> GOAL OF THE EXERCISE
Which of the lines below contain the string "your"? Copy each one.

> DATA FOR ANALYSIS
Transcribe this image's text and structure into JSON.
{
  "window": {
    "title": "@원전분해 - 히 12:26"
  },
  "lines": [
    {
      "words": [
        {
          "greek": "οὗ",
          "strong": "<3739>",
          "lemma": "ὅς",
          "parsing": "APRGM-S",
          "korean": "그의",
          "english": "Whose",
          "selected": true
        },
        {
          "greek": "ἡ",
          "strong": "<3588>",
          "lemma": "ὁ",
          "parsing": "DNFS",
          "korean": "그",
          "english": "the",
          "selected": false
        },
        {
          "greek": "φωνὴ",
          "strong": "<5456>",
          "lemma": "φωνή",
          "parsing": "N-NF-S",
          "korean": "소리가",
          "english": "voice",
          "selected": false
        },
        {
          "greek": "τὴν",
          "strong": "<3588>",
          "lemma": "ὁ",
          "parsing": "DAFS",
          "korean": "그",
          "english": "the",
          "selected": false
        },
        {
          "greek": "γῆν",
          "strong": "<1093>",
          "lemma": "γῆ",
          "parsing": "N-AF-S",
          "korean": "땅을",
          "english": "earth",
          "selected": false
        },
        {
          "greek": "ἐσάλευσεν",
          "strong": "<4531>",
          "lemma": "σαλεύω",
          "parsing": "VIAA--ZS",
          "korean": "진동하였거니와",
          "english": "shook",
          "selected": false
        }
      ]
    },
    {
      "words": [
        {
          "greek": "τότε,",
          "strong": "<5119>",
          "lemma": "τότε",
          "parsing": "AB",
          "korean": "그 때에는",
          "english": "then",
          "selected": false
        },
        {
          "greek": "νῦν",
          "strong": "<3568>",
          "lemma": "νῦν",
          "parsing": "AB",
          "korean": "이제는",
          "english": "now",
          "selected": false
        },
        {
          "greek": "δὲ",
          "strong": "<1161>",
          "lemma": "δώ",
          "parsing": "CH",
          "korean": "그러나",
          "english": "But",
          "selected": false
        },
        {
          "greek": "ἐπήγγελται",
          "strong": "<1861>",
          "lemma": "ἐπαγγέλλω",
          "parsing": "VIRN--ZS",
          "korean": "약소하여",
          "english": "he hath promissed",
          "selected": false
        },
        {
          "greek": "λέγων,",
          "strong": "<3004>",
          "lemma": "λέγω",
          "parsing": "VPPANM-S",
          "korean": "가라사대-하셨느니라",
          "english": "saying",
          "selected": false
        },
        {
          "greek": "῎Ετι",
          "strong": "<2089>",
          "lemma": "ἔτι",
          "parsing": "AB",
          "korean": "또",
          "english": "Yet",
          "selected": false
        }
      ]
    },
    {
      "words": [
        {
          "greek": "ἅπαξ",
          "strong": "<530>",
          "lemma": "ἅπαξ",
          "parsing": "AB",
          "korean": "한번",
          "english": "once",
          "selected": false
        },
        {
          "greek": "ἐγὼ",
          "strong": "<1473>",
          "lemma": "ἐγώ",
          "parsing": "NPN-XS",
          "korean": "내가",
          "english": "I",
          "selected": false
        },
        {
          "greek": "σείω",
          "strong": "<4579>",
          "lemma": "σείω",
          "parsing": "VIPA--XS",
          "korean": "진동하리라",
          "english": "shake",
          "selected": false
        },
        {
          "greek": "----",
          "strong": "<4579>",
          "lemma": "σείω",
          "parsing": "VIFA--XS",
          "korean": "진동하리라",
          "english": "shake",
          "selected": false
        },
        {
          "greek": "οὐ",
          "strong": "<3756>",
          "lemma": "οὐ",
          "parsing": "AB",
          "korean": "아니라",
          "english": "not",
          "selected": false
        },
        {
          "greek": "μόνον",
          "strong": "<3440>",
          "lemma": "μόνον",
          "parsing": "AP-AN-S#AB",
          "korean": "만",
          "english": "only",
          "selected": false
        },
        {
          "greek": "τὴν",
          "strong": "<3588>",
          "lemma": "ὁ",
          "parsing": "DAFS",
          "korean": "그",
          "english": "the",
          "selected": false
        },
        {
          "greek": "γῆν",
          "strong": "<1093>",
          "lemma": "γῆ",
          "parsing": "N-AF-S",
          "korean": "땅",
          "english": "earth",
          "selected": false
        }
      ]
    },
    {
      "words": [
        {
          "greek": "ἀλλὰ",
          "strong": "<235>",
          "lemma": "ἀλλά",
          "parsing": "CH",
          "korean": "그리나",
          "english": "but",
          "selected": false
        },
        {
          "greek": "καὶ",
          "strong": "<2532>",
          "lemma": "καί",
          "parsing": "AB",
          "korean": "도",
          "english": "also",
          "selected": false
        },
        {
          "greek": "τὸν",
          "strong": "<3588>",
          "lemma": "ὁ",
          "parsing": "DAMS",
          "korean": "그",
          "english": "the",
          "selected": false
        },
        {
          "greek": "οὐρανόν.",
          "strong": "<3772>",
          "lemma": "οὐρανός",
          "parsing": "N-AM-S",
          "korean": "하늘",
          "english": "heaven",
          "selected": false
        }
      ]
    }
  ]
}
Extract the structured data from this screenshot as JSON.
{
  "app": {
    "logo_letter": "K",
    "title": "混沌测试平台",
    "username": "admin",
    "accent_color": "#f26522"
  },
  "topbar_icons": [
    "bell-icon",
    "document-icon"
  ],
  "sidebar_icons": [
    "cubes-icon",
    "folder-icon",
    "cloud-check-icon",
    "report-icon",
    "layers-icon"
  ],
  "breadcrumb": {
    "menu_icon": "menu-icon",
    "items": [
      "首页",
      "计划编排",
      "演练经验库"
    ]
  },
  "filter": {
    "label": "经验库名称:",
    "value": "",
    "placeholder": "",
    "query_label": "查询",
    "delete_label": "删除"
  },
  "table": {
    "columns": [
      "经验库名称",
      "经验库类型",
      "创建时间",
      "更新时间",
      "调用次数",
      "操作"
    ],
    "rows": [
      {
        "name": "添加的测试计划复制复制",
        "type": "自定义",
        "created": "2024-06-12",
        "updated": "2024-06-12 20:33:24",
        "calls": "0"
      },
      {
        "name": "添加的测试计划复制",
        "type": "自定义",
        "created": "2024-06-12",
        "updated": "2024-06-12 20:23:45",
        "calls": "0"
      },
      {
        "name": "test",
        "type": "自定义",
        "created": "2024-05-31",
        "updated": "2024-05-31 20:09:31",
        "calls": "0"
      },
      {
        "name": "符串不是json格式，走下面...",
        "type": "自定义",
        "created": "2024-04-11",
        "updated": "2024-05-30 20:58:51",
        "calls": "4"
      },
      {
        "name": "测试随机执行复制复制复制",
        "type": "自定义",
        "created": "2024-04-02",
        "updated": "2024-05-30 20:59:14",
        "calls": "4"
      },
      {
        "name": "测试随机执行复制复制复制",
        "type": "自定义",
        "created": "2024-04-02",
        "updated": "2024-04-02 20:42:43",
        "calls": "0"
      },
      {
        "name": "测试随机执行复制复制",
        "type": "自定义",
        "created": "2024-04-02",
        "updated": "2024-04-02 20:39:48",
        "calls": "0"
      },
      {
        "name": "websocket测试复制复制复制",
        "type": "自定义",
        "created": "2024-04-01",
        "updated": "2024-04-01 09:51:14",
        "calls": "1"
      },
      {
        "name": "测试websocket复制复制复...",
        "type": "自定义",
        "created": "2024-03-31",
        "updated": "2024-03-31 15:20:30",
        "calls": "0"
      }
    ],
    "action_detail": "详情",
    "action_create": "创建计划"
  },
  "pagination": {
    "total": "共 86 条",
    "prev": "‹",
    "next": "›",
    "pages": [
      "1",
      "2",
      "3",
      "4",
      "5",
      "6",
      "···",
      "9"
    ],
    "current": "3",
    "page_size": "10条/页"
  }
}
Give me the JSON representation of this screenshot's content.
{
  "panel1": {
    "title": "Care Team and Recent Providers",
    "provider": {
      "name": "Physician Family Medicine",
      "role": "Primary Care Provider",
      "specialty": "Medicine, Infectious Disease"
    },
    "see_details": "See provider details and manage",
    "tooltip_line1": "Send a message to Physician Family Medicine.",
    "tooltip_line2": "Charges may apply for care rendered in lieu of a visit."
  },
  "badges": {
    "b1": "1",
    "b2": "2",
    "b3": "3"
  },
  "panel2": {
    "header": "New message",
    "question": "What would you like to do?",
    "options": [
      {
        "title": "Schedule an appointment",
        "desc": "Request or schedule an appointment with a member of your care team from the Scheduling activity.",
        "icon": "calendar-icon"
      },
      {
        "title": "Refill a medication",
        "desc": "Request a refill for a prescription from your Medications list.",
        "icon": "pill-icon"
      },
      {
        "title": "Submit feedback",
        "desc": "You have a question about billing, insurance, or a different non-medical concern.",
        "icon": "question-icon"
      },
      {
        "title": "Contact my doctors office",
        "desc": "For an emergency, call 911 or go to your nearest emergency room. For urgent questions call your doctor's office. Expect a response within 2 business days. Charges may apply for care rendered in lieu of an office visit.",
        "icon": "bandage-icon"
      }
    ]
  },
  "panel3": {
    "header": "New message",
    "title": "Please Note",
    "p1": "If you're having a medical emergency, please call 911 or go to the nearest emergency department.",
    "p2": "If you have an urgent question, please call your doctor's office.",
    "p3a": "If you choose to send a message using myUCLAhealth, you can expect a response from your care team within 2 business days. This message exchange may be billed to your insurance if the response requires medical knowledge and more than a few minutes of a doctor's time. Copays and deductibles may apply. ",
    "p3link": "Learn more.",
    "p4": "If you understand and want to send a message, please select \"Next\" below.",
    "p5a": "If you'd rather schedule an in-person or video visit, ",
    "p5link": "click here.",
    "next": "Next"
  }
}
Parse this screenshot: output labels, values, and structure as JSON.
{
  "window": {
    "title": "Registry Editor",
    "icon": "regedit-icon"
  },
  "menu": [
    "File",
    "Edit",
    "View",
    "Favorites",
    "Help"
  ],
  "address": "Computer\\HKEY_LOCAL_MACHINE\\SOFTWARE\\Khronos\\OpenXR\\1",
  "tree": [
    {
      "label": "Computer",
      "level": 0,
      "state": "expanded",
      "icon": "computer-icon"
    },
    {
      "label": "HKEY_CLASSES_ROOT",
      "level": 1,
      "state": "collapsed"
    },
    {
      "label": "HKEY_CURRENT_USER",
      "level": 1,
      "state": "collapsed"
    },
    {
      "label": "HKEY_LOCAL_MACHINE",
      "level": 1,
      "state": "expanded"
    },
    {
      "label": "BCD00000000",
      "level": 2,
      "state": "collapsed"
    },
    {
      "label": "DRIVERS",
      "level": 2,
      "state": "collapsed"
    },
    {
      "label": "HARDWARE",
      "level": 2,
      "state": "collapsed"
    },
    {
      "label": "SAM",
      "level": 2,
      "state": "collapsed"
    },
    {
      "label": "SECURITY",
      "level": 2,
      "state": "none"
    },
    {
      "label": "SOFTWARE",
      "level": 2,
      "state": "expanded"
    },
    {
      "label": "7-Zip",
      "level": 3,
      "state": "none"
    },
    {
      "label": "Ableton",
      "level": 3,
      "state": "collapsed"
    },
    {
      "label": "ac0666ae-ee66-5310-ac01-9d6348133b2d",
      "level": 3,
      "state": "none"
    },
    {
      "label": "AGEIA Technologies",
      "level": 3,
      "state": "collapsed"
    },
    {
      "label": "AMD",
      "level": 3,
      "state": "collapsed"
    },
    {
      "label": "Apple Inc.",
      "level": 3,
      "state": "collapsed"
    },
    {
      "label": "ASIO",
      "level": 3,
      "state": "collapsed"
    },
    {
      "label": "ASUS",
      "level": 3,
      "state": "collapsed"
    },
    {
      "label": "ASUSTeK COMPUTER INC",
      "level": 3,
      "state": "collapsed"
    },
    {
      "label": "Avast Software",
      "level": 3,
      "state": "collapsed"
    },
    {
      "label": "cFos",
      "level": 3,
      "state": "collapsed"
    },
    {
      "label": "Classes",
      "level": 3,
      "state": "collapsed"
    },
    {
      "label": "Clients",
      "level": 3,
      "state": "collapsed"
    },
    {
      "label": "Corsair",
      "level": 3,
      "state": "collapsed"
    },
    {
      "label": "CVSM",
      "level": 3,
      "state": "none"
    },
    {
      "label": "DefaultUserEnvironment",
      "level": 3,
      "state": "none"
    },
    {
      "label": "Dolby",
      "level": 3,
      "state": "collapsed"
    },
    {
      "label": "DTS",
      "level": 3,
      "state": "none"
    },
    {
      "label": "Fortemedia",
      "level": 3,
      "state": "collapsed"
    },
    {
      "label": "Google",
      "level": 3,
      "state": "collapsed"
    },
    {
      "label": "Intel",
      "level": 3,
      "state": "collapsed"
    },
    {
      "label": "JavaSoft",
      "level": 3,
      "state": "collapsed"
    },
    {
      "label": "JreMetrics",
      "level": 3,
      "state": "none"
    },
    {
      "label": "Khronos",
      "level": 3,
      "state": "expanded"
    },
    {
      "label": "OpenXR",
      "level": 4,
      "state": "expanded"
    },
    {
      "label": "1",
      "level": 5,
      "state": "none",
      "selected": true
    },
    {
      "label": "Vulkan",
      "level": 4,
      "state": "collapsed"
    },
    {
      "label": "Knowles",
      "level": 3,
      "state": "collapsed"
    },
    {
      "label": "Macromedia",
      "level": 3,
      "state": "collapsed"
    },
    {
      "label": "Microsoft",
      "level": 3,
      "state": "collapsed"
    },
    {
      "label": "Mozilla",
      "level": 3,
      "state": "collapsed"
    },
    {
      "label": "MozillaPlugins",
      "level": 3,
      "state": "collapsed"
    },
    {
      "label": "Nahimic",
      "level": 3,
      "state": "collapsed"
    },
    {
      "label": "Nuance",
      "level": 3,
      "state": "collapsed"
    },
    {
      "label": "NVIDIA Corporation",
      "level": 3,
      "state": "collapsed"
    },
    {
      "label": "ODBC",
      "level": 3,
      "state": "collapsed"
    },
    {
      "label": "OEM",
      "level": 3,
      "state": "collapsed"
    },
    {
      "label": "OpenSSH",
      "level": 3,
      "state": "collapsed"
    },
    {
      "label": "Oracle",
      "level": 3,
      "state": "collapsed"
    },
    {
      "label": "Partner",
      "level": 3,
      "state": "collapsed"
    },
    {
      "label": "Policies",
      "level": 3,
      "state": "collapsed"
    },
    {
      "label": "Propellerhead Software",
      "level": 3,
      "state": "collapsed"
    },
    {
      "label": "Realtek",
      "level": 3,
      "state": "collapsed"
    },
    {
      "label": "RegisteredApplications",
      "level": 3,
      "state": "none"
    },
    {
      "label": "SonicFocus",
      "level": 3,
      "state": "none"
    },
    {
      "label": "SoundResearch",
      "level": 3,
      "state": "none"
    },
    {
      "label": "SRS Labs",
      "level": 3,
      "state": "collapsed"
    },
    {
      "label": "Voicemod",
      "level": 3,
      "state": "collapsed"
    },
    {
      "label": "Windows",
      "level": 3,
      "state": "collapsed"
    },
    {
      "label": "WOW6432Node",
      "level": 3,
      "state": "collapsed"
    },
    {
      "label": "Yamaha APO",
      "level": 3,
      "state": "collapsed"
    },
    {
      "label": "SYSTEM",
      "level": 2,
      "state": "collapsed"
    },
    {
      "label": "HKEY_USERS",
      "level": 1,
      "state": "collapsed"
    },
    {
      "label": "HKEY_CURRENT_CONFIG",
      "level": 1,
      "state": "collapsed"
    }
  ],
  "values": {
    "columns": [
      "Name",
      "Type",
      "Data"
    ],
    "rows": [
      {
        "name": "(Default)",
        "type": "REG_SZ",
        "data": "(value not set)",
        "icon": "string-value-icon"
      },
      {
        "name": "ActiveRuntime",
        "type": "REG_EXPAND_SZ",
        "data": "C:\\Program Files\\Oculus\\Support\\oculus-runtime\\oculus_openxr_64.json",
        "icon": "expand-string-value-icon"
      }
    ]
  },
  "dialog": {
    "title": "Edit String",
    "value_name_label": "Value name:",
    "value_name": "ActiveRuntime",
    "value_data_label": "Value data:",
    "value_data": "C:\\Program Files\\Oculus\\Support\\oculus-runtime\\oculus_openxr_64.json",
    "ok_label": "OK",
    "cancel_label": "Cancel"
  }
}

> EXPECTED ANSWER
        "desc": "Request or schedule an appointment with a member of your care team from the Scheduling activity.",
        "desc": "Request a refill for a prescription from your Medications list.",
        "desc": "For an emergency, call 911 or go to your nearest emergency room. For urgent questions call your doctor's office. Expect a response within 2 business days. Charges may apply for care rendered in lieu of an office visit.",
    "p2": "If you have an urgent question, please call your doctor's office.",
    "p3a": "If you choose to send a message using myUCLAhealth, you can expect a response from your care team within 2 business days. This message exchange may be billed to your insurance if the response requires medical knowledge and more than a few minutes of a doctor's time. Copays and deductibles may apply. ",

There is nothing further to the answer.